** WORK TASK **
Exactly reproduce the line containing "Enumerate this screenshot's" together with every line after it, through the end of the entries, and give nothing more.

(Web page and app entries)
^^^^
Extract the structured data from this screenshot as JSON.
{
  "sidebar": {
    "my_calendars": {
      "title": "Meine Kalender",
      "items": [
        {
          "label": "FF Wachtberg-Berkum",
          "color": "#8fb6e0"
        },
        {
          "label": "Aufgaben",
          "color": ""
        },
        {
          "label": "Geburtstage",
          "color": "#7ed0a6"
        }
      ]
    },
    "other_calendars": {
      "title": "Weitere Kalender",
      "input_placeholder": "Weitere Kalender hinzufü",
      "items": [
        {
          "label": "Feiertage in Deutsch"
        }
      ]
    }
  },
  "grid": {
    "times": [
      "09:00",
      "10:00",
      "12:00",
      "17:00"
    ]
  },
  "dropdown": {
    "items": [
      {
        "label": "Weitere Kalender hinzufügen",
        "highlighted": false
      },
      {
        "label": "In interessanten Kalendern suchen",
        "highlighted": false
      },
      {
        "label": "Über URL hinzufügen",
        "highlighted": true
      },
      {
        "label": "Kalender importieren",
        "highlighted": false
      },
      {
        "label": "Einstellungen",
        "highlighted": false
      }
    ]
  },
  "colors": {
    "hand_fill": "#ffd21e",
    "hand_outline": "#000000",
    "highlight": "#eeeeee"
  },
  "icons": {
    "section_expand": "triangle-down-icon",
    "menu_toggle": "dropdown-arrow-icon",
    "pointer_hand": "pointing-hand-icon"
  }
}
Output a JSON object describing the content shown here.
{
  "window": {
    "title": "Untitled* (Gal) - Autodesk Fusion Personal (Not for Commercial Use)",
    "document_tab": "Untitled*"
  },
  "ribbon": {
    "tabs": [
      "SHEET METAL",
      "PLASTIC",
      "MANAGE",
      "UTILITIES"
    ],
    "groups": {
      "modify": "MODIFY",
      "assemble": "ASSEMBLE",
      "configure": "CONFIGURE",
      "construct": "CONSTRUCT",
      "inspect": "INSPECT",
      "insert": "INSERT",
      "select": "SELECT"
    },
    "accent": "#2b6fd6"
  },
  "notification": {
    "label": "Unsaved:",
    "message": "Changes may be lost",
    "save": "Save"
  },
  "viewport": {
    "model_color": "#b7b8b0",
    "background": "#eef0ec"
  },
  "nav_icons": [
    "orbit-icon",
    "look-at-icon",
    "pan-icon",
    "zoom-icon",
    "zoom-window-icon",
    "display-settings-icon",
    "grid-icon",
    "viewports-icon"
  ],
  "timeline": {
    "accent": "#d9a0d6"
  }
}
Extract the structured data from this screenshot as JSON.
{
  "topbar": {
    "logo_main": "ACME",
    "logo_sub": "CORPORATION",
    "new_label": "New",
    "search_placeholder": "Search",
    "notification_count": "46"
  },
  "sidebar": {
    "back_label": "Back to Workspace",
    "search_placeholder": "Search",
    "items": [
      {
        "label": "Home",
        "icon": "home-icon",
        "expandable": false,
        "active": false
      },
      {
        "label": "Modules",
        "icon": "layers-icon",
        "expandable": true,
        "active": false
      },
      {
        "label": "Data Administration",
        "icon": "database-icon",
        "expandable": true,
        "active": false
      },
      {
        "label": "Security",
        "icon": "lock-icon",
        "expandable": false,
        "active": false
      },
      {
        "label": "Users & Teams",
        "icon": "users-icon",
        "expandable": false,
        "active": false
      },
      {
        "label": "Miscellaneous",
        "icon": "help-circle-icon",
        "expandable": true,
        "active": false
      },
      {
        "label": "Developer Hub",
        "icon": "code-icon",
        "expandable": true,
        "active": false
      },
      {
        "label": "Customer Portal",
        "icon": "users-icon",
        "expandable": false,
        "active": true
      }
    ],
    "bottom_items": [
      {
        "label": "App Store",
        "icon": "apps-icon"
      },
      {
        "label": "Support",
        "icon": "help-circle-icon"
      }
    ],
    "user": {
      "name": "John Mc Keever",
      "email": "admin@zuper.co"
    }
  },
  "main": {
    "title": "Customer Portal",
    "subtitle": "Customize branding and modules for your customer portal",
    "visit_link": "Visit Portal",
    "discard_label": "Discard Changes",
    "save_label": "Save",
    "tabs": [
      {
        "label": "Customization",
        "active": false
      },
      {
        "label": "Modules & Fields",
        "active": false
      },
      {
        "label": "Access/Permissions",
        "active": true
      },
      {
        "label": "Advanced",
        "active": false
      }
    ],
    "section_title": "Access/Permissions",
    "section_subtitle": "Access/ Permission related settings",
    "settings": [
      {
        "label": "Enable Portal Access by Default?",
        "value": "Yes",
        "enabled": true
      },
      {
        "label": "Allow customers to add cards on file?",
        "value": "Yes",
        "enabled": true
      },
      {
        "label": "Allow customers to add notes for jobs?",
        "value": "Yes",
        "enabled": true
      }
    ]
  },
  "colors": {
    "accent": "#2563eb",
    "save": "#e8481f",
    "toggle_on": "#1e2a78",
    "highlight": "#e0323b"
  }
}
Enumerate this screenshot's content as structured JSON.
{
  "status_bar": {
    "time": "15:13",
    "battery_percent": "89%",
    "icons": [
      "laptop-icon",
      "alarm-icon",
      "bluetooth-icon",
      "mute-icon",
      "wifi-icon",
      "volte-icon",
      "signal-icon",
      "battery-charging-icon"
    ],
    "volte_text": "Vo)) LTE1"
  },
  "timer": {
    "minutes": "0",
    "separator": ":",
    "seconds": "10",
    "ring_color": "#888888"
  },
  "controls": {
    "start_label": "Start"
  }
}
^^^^
** REPLY **
Enumerate this screenshot's content as structured JSON.
{
  "status_bar": {
    "time": "15:13",
    "battery_percent": "89%",
    "icons": [
      "laptop-icon",
      "alarm-icon",
      "bluetooth-icon",
      "mute-icon",
      "wifi-icon",
      "volte-icon",
      "signal-icon",
      "battery-charging-icon"
    ],
    "volte_text": "Vo)) LTE1"
  },
  "timer": {
    "minutes": "0",
    "separator": ":",
    "seconds": "10",
    "ring_color": "#888888"
  },
  "controls": {
    "start_label": "Start"
  }
}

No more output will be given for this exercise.